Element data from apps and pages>
= = = = = = =

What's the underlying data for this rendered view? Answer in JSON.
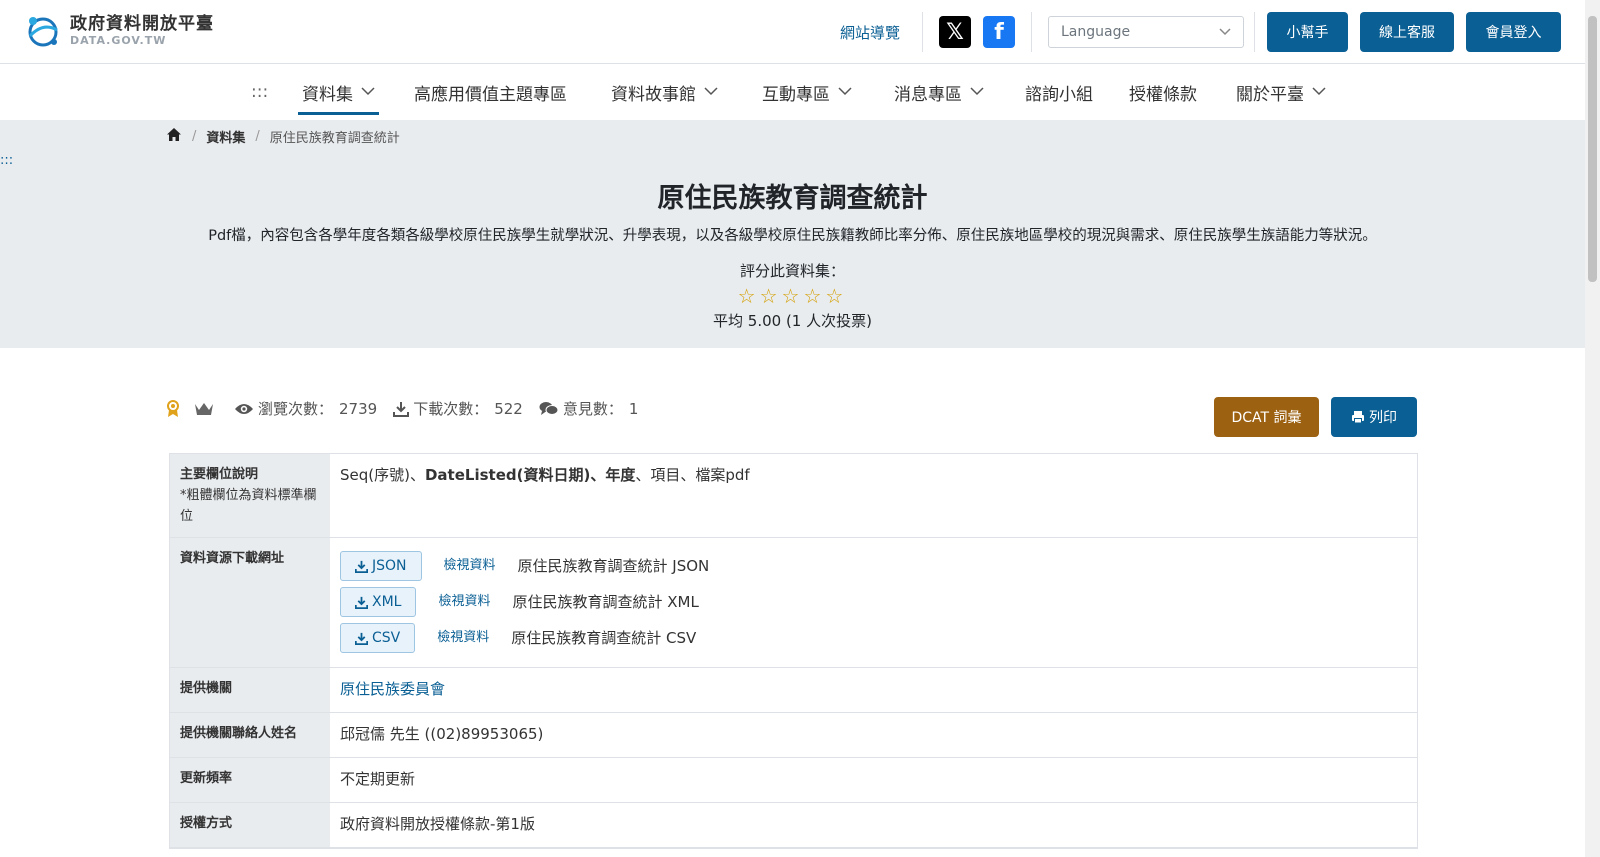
{
  "header": {
    "logo_cn": "政府資料開放平臺",
    "logo_en": "DATA.GOV.TW",
    "sitemap": "網站導覽",
    "language_placeholder": "Language",
    "helper": "小幫手",
    "support": "線上客服",
    "login": "會員登入"
  },
  "nav": {
    "access_key": ":::",
    "items": [
      {
        "label": "資料集"
      },
      {
        "label": "高應用價值主題專區"
      },
      {
        "label": "資料故事館"
      },
      {
        "label": "互動專區"
      },
      {
        "label": "消息專區"
      },
      {
        "label": "諮詢小組"
      },
      {
        "label": "授權條款"
      },
      {
        "label": "關於平臺"
      }
    ]
  },
  "breadcrumb": {
    "level1": "資料集",
    "current": "原住民族教育調查統計"
  },
  "side_access": ":::",
  "hero": {
    "title": "原住民族教育調查統計",
    "description": "Pdf檔，內容包含各學年度各類各級學校原住民族學生就學狀況、升學表現，以及各級學校原住民族籍教師比率分佈、原住民族地區學校的現況與需求、原住民族學生族語能力等狀況。",
    "rate_label": "評分此資料集：",
    "stars": "☆☆☆☆☆",
    "average": "平均 5.00 (1 人次投票)"
  },
  "stats": {
    "views_label": "瀏覽次數：",
    "views": "2739",
    "downloads_label": "下載次數：",
    "downloads": "522",
    "comments_label": "意見數：",
    "comments": "1"
  },
  "actions": {
    "dcat": "DCAT 詞彙",
    "print": "列印"
  },
  "table": {
    "fields_header": "主要欄位說明",
    "fields_note": "*粗體欄位為資料標準欄位",
    "fields_plain1": "Seq(序號)、",
    "fields_bold": "DateListed(資料日期)、年度",
    "fields_plain2": "、項目、檔案pdf",
    "resources_header": "資料資源下載網址",
    "resources": [
      {
        "format": "JSON",
        "view": "檢視資料",
        "name": "原住民族教育調查統計 JSON"
      },
      {
        "format": "XML",
        "view": "檢視資料",
        "name": "原住民族教育調查統計 XML"
      },
      {
        "format": "CSV",
        "view": "檢視資料",
        "name": "原住民族教育調查統計 CSV"
      }
    ],
    "org_header": "提供機關",
    "org": "原住民族委員會",
    "contact_header": "提供機關聯絡人姓名",
    "contact": "邱冠儒 先生 ((02)89953065)",
    "freq_header": "更新頻率",
    "freq": "不定期更新",
    "license_header": "授權方式",
    "license": "政府資料開放授權條款-第1版"
  },
  "colors": {
    "primary": "#0a5f94",
    "dcat": "#9c6111",
    "hero_bg": "#e9ecef",
    "star": "#d4a20a"
  }
}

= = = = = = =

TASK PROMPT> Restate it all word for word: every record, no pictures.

TASK OUTPUT>
What's the underlying data for this rendered view? Answer in JSON.
{
  "header": {
    "logo_cn": "政府資料開放平臺",
    "logo_en": "DATA.GOV.TW",
    "sitemap": "網站導覽",
    "language_placeholder": "Language",
    "helper": "小幫手",
    "support": "線上客服",
    "login": "會員登入"
  },
  "nav": {
    "access_key": ":::",
    "items": [
      {
        "label": "資料集"
      },
      {
        "label": "高應用價值主題專區"
      },
      {
        "label": "資料故事館"
      },
      {
        "label": "互動專區"
      },
      {
        "label": "消息專區"
      },
      {
        "label": "諮詢小組"
      },
      {
        "label": "授權條款"
      },
      {
        "label": "關於平臺"
      }
    ]
  },
  "breadcrumb": {
    "level1": "資料集",
    "current": "原住民族教育調查統計"
  },
  "side_access": ":::",
  "hero": {
    "title": "原住民族教育調查統計",
    "description": "Pdf檔，內容包含各學年度各類各級學校原住民族學生就學狀況、升學表現，以及各級學校原住民族籍教師比率分佈、原住民族地區學校的現況與需求、原住民族學生族語能力等狀況。",
    "rate_label": "評分此資料集：",
    "stars": "☆☆☆☆☆",
    "average": "平均 5.00 (1 人次投票)"
  },
  "stats": {
    "views_label": "瀏覽次數：",
    "views": "2739",
    "downloads_label": "下載次數：",
    "downloads": "522",
    "comments_label": "意見數：",
    "comments": "1"
  },
  "actions": {
    "dcat": "DCAT 詞彙",
    "print": "列印"
  },
  "table": {
    "fields_header": "主要欄位說明",
    "fields_note": "*粗體欄位為資料標準欄位",
    "fields_plain1": "Seq(序號)、",
    "fields_bold": "DateListed(資料日期)、年度",
    "fields_plain2": "、項目、檔案pdf",
    "resources_header": "資料資源下載網址",
    "resources": [
      {
        "format": "JSON",
        "view": "檢視資料",
        "name": "原住民族教育調查統計 JSON"
      },
      {
        "format": "XML",
        "view": "檢視資料",
        "name": "原住民族教育調查統計 XML"
      },
      {
        "format": "CSV",
        "view": "檢視資料",
        "name": "原住民族教育調查統計 CSV"
      }
    ],
    "org_header": "提供機關",
    "org": "原住民族委員會",
    "contact_header": "提供機關聯絡人姓名",
    "contact": "邱冠儒 先生 ((02)89953065)",
    "freq_header": "更新頻率",
    "freq": "不定期更新",
    "license_header": "授權方式",
    "license": "政府資料開放授權條款-第1版"
  },
  "colors": {
    "primary": "#0a5f94",
    "dcat": "#9c6111",
    "hero_bg": "#e9ecef",
    "star": "#d4a20a"
  }
}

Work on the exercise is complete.